(Data about app and page elements)
● ● ● ● ● ● ●

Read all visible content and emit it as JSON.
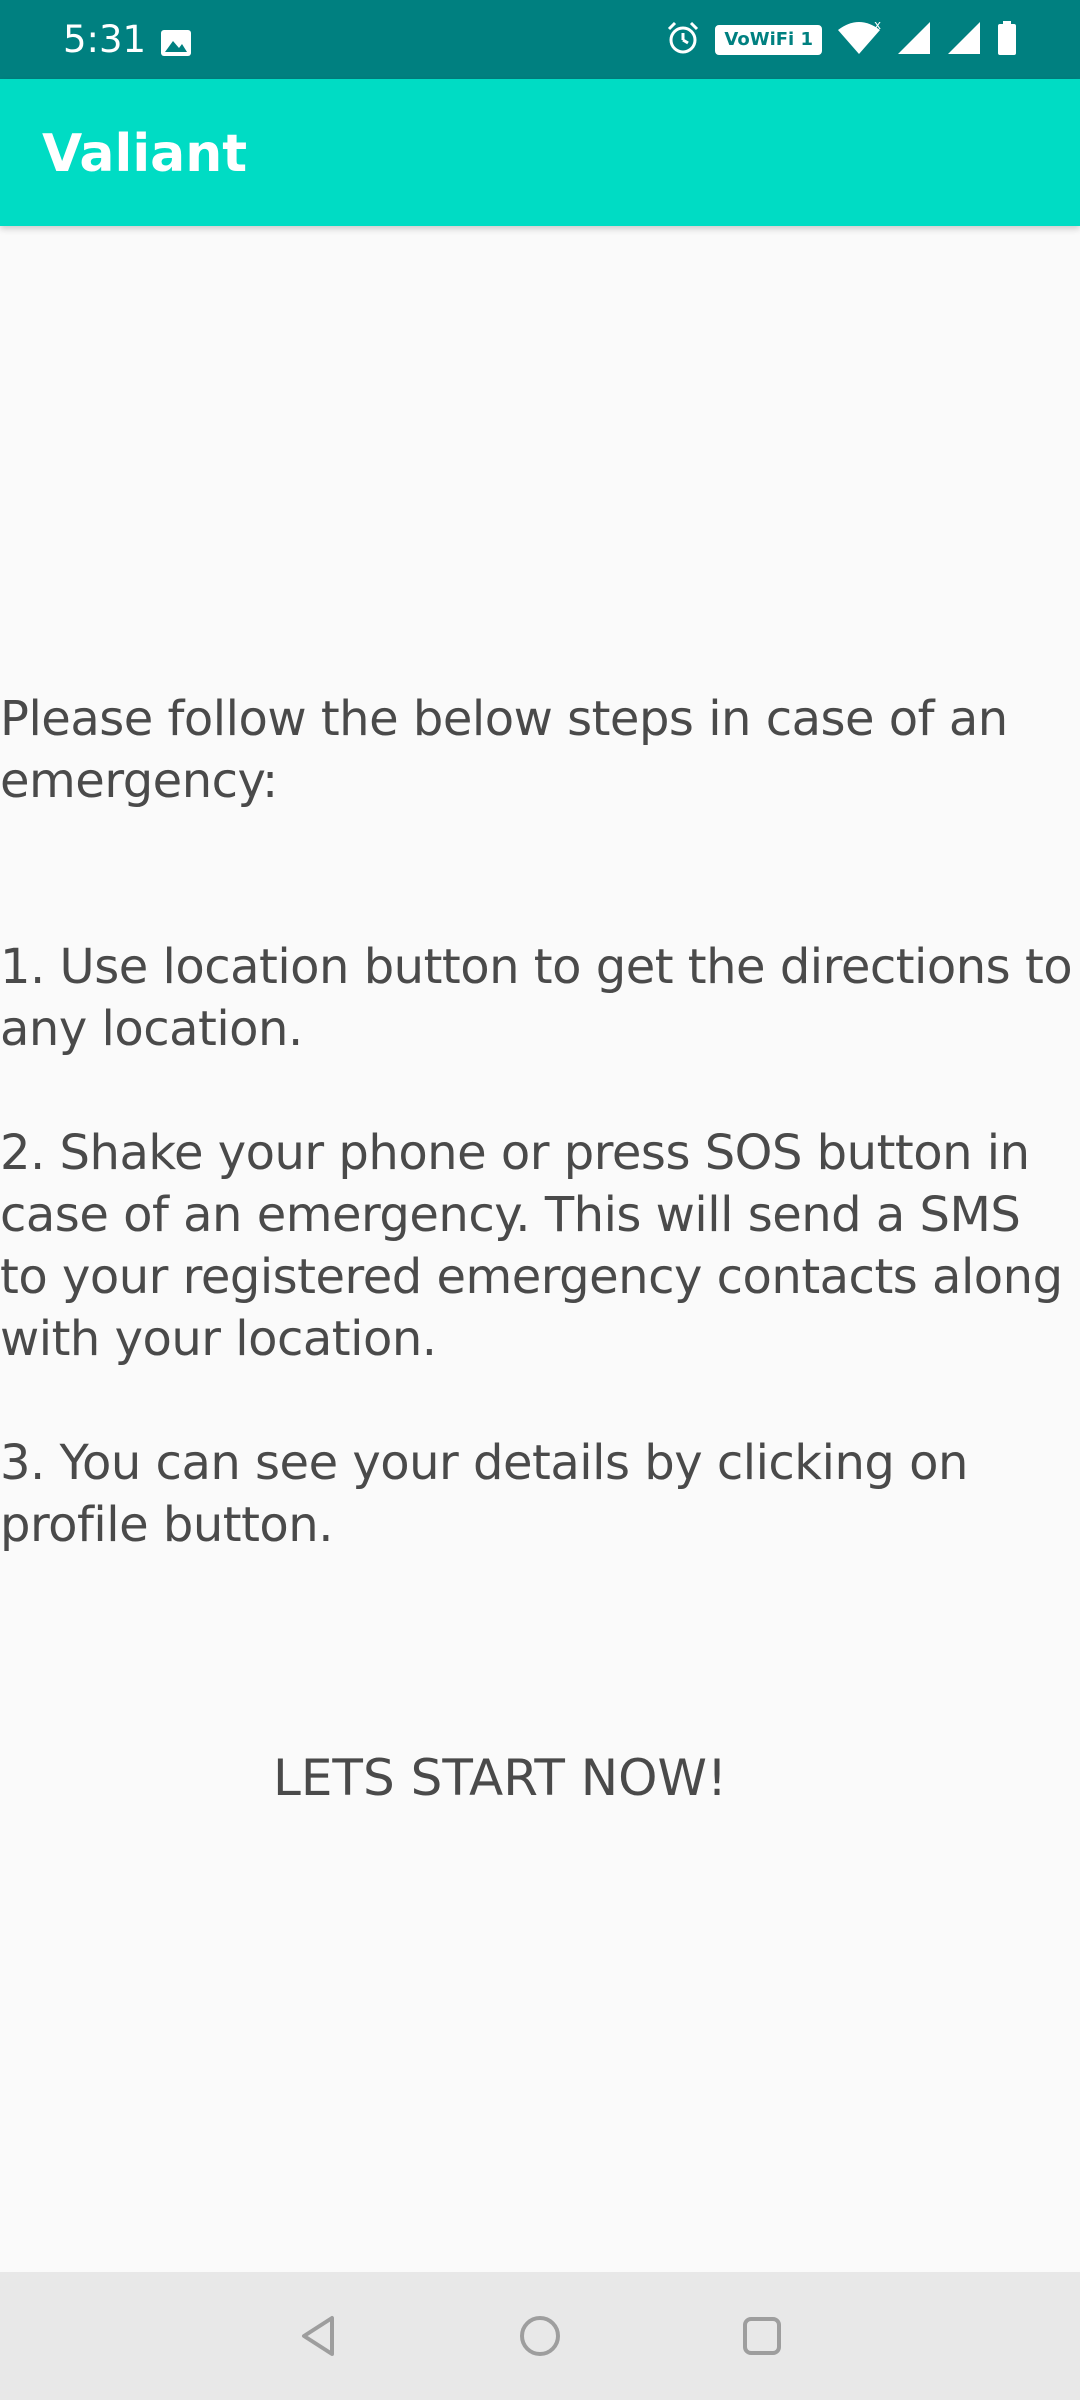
{
  "status_bar": {
    "time": "5:31",
    "wifi_badge": "VoWiFi 1",
    "icons": [
      "image-icon",
      "alarm-icon",
      "vowifi-icon",
      "wifi-icon",
      "signal-icon",
      "signal-icon",
      "battery-icon"
    ],
    "background": "#008080"
  },
  "app_bar": {
    "title": "Valiant",
    "background": "#00dcc4"
  },
  "instructions": {
    "intro": "Please follow the below steps in case of an emergency:",
    "steps": [
      "1. Use location button to get the directions to any location.",
      "2. Shake your phone or press SOS button in case of an emergency. This will send a SMS to your registered emergency contacts along with your location.",
      "3. You can see your details by clicking on profile button."
    ]
  },
  "start_button": {
    "label": "LETS START NOW!"
  },
  "nav_bar": {
    "buttons": [
      "back-icon",
      "home-icon",
      "recent-apps-icon"
    ],
    "background": "#e8e8e8"
  }
}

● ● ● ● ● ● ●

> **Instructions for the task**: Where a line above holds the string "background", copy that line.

> **Finished exercise**:
    "background": "#008080"
    "background": "#00dcc4"
    "background": "#e8e8e8"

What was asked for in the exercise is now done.